Your assignment – Needed from the entries below: every line that holds the word "sold".

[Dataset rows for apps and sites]

..............................

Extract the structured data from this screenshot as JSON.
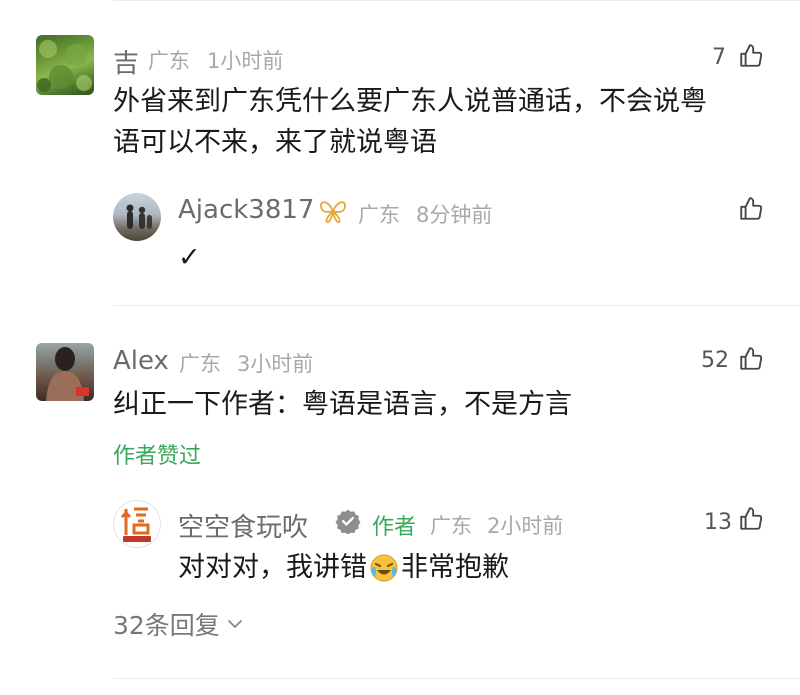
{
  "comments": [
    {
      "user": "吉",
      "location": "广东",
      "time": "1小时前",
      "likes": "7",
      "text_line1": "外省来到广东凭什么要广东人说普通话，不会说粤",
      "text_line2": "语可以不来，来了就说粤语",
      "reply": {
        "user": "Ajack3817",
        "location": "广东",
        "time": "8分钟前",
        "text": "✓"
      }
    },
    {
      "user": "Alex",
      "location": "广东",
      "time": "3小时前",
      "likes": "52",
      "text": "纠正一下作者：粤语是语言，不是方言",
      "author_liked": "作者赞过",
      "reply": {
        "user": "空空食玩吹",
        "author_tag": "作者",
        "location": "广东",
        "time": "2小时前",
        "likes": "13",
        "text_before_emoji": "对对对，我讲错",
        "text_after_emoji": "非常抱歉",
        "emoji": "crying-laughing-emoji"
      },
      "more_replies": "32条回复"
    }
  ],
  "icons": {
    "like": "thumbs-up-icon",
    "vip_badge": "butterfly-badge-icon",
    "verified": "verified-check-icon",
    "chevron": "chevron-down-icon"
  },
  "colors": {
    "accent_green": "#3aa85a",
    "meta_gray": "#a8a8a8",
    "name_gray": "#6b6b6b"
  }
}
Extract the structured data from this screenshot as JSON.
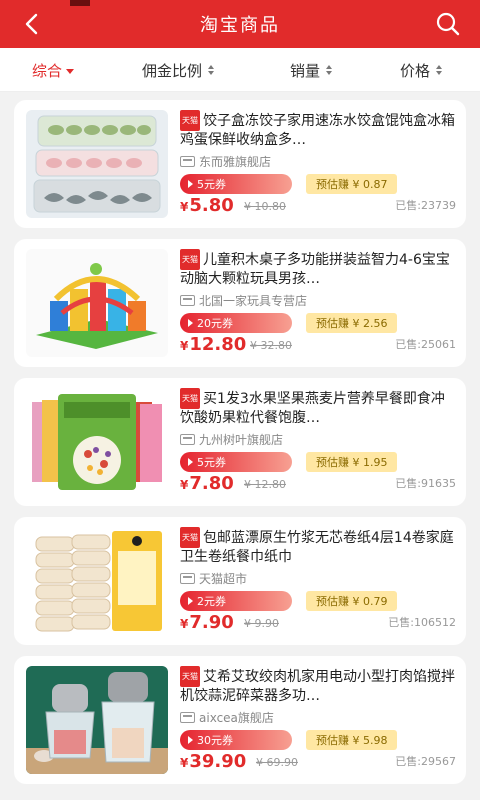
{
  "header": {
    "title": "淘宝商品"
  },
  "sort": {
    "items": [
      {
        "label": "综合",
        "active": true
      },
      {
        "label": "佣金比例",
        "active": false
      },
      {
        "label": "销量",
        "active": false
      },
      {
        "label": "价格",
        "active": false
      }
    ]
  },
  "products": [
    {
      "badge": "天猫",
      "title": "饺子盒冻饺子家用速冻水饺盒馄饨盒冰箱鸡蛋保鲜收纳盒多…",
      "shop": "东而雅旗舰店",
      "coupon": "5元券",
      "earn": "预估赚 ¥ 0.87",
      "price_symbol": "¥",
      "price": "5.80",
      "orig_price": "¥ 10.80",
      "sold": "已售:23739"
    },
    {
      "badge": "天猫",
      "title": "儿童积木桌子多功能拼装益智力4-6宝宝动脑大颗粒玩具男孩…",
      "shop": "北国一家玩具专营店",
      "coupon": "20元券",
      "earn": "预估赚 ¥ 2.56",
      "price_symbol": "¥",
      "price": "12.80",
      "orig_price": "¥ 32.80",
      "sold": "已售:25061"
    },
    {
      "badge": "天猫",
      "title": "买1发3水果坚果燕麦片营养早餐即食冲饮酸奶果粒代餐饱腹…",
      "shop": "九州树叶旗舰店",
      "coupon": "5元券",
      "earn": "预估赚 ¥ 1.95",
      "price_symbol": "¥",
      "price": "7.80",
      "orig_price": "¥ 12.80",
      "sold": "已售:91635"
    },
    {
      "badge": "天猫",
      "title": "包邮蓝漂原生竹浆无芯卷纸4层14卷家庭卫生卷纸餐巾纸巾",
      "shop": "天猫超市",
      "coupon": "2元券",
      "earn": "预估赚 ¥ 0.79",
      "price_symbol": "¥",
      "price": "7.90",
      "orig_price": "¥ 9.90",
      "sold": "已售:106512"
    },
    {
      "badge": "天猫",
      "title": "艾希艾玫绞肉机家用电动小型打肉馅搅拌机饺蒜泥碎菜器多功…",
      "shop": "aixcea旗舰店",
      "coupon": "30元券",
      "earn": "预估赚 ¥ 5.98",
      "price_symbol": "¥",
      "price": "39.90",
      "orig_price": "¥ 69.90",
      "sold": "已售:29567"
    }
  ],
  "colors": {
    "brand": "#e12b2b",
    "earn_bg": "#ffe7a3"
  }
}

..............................

Result below –
      "sold": "已售:23739"
      "sold": "已售:25061"
      "sold": "已售:91635"
      "sold": "已售:106512"
      "sold": "已售:29567"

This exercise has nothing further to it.